In a series of tweets, the President of the United States points out that voting by mail in times of pandemic is not safe.
The President of the United States, Donald Trump, raised this issue on Thursday through his Twitter account the possibility of postponing the presidential elections of November 3 “until people can vote adequately and safely”, alleging unfounded suspicions that the increase in the vote by mail due to the pandemic will cause electoral fraud. This is the first time that the President has raised this possibility, something Democrats have feared since the coronavirus crisis began.
The Presidential election date (the Tuesday after the first Monday in November every fourth year) has been set by federal law since 1845, and the president lacks the power to change it unilaterally. A reform of the law with the lower house of Congress in the hands of the Democrats would be a little less than impossible and could also be challenged in court.
The margin of displacement, in any case, would not be very wide either, since the Constitution establishes that the new Congress (there are also legislative elections on the same date) must be constituted on January 3 and the president’s term must begin on the 20th of that same month.
But the mere fact of proposing a postponement constitutes an unusual action for a president, in a country that boasts of being a model in the peaceful transfer of power, and opens the possibility that Trump himself or his most loyal followers question the legitimacy of an election for which, for a few weeks, the polls have given a clear advantage to his Democratic rival, Joe Biden.
“With the universal vote-by-mail system (not the absentee vote, which is going well), the 2020 elections will be the most fraudulent and imprecise in history. It would be a great shame for the United States. We defer elections until people can vote properly and safely ??? ”, the US president has tweeted.
His chaotic management of the coronavirus crisis, the deteriorating economy, and his impermeability to the clamor for racial justice that has swept the country since the death of African-American George Floyd at the hands of the police in late May have substantially eroded the popularity of the President.
For weeks, Biden has been increasing his advantage over Trump in the polls.
The average compiled by the Real Clear Politics portal indicates 8.4 percentage points of national average advantage for the former vice president of Barack Obama. Biden prevails in the polls not only at the national level but in some of the states called to be decisive in the presidential ones.
Trump, however, has assured that the non-face-to-face vote constitutes “the greatest risk” for his reelection. In his tweets this Thursday, he maintains that the vote by mail “is proving to be a catastrophic disaster” and accuses Democrats of stirring the spectrum of foreign interference in the electoral processes in the United States but not wanting to face this issue.
There are no data to support the suspicions raised by the President that voting by mail implies fraud. But in the process of the presidential primaries that have been carried out during these pandemic months, it has been seen that in the States where voting by mail was facilitated, participation was considerably higher than in those that only voted in person.
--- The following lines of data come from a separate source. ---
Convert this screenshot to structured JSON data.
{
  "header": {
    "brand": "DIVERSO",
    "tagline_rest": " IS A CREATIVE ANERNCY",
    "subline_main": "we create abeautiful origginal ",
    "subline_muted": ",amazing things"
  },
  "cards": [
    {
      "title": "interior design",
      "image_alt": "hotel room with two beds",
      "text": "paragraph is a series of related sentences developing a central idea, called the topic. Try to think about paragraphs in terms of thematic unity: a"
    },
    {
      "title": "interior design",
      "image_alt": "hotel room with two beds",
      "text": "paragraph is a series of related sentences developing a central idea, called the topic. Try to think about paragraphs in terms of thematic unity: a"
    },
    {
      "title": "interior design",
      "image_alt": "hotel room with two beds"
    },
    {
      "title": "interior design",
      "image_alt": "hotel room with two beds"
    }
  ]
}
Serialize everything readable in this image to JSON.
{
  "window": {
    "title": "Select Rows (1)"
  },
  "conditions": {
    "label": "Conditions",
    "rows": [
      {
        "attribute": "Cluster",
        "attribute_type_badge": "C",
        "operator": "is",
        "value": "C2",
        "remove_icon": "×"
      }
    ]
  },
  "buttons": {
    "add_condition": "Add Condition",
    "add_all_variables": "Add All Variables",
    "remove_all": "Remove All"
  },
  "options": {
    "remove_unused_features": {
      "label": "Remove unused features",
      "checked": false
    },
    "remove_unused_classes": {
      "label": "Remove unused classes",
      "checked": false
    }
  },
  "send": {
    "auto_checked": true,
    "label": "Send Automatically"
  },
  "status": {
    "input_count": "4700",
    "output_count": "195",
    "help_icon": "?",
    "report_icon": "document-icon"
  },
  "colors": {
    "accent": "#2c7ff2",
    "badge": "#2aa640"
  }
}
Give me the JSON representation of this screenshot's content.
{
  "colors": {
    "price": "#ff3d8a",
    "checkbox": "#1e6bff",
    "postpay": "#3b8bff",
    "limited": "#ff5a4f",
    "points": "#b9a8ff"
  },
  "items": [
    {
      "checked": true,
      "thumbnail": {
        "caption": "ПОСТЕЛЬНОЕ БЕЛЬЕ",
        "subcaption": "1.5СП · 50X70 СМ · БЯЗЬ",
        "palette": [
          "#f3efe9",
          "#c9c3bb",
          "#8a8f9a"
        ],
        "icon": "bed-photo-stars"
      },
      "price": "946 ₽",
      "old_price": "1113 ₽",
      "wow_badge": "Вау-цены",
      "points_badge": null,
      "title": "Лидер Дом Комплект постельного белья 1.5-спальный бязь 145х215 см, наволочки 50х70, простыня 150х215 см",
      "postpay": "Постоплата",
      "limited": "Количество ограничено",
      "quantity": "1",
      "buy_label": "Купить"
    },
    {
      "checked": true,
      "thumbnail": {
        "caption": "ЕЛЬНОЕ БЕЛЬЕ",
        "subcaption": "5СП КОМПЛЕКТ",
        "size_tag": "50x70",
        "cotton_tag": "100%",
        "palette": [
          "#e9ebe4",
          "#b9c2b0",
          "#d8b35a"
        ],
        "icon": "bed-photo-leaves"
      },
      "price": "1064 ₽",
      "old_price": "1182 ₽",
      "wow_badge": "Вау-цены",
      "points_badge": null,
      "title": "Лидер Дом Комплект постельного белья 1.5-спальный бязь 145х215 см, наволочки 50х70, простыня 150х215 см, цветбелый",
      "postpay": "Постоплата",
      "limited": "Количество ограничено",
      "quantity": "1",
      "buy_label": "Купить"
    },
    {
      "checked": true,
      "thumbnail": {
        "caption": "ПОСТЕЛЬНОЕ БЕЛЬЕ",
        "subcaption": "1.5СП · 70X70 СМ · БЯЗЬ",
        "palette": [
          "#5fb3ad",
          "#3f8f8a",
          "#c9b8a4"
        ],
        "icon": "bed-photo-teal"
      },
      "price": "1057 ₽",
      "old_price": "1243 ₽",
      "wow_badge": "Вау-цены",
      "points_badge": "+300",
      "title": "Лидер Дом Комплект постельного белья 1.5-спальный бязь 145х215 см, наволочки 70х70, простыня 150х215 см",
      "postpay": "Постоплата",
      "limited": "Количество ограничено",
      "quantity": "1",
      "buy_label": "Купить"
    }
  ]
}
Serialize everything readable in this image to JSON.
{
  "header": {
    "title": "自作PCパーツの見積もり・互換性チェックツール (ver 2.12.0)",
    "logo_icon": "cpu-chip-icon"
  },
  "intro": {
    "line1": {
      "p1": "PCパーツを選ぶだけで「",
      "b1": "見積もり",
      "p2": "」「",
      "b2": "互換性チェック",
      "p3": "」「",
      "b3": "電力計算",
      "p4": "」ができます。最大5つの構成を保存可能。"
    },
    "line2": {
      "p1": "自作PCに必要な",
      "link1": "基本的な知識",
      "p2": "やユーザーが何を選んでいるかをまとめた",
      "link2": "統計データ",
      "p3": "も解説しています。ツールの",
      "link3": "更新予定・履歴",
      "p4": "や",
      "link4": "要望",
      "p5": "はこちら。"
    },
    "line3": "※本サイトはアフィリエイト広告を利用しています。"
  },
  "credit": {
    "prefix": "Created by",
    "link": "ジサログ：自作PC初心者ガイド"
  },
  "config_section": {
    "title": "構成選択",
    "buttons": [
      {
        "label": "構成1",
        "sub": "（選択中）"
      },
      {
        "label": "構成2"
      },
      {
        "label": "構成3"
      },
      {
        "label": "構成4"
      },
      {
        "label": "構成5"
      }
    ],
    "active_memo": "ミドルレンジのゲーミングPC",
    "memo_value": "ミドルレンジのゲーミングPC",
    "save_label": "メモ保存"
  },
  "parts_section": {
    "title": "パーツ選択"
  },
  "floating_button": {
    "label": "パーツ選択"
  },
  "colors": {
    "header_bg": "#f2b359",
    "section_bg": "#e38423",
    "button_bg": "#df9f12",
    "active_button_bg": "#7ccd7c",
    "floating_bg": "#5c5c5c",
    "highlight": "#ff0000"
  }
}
Unlike the date of the elections, established at the federal level, the regulation of voting procedures is generally the responsibility of the States, which has given rise to a complex variety of regulations in the country. The pandemic has forced several states to facilitate voting by mail and that has caused some problems.
In New York, for example, due to the barrage of mail-in ballot applications, the count of primary elections over a month ago has not yet finished. That raises fears that unless there is a clear winner in the November presidential race, the proclamation of a winner could be delayed. That doesn’t mean it had to be “inaccurate and fraudulent,” as President Trump predicts in his tweets.
Later in the afternoon, after the storm unleashed by his morning tweets, the president has returned to the issue, again feeding the possibility of challenging the legitimacy of the elections. “We must know the results of the elections on election night, not days, months, or even years later!”
Trump’s suggestion has been met with criticism from both the Democratic and Republican ranks. Mitch McConnell himself, leader of the Republican majority in the Senate, has distanced himself from the idea: “Never in the history of the country, through wars, depressions and civil strife, have we stopped holding federally scheduled elections on time. We will find a way to do it again this November 3” he said in a television interview. “Election day will be November 3, 2020. Mr. President, please don’t even try to mess with this.
It’s a damaging idea, ”Republican Ari Fleisher, who was press secretary to President George W. Bush, has tweeted. “There will be elections, they will be legitimate, they will be credible, it will be the same as it has always been”, Senator Marco Rubio, Trump’s rival in the 2016 primaries and today a loyal supporter of the president, has told journalists on Capitol Hill. Democrat Nancy Pelosi, leader of the majority in the House of Representatives, has limited herself to tweeting the article of the Constitution that gives Congress the power to set the date of the elections.
Trump’s tweets proposing a postponement of the elections came in the morning that the Commerce Department has released the terrible data on the impact of the pandemic on the economy. GDP fell 32.9% in the second quarter of the year, at an annualized real rate, an unprecedented collapse of the economy, both in size and speed.
The hit of the pandemic has robbed Trump of what was the main argument for his reelection: an extraordinarily long uninterrupted cycle of economic growth that the President hoped would serve him a second term on the platter, and that the coronavirus has blown up.